[To do]
How many lines in the records below hold the string "Gültig"? Please answer with the number and nothing more.

Input for this task below:

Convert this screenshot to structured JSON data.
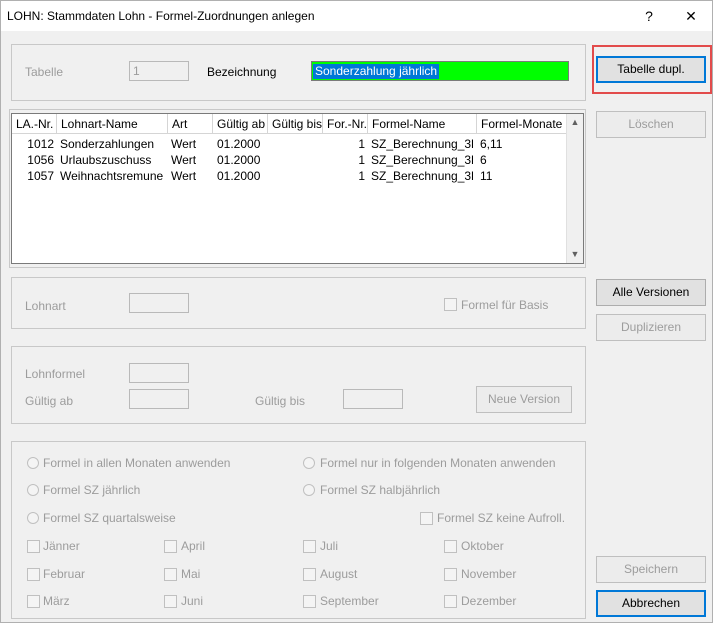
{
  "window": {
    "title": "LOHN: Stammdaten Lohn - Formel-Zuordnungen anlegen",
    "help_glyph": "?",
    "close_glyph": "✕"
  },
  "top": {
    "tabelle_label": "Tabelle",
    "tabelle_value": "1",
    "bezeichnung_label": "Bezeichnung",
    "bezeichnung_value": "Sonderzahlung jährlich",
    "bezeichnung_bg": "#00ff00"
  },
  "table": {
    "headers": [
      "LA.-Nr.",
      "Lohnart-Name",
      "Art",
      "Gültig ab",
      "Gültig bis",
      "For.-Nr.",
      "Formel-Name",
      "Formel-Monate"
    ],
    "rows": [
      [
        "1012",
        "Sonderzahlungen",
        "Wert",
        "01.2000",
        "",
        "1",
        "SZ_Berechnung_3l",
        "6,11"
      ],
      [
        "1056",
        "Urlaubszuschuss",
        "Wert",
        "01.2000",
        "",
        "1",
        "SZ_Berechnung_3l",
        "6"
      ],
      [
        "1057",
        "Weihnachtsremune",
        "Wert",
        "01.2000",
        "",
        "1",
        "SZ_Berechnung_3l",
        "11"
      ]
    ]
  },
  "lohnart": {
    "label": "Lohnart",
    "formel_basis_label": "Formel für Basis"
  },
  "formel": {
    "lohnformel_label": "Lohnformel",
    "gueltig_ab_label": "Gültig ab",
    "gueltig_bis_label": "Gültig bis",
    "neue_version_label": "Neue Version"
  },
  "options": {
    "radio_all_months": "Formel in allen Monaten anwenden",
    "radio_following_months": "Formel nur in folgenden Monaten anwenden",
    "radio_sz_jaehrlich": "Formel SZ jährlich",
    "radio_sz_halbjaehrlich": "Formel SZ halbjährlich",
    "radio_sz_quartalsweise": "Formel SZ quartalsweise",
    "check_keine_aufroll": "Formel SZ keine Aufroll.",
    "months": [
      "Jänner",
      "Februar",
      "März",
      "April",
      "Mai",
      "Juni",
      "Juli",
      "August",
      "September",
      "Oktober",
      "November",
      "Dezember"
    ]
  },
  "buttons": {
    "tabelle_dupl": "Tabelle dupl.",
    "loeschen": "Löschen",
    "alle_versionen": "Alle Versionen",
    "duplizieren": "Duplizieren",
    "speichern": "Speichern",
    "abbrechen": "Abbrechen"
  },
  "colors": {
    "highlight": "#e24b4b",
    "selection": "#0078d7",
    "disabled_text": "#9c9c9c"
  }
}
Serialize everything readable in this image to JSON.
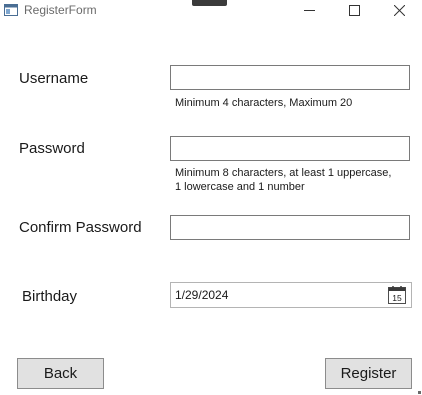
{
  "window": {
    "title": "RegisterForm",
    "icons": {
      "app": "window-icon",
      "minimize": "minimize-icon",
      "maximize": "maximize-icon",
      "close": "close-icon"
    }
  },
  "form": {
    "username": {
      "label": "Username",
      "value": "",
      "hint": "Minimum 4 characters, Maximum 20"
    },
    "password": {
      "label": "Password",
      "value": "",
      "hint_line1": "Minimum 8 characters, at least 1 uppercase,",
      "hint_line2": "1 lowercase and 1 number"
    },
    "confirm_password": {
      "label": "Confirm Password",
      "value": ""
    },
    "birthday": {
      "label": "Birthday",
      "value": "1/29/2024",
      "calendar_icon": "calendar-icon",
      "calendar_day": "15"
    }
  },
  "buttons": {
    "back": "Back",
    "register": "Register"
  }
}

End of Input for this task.

[Task response]
4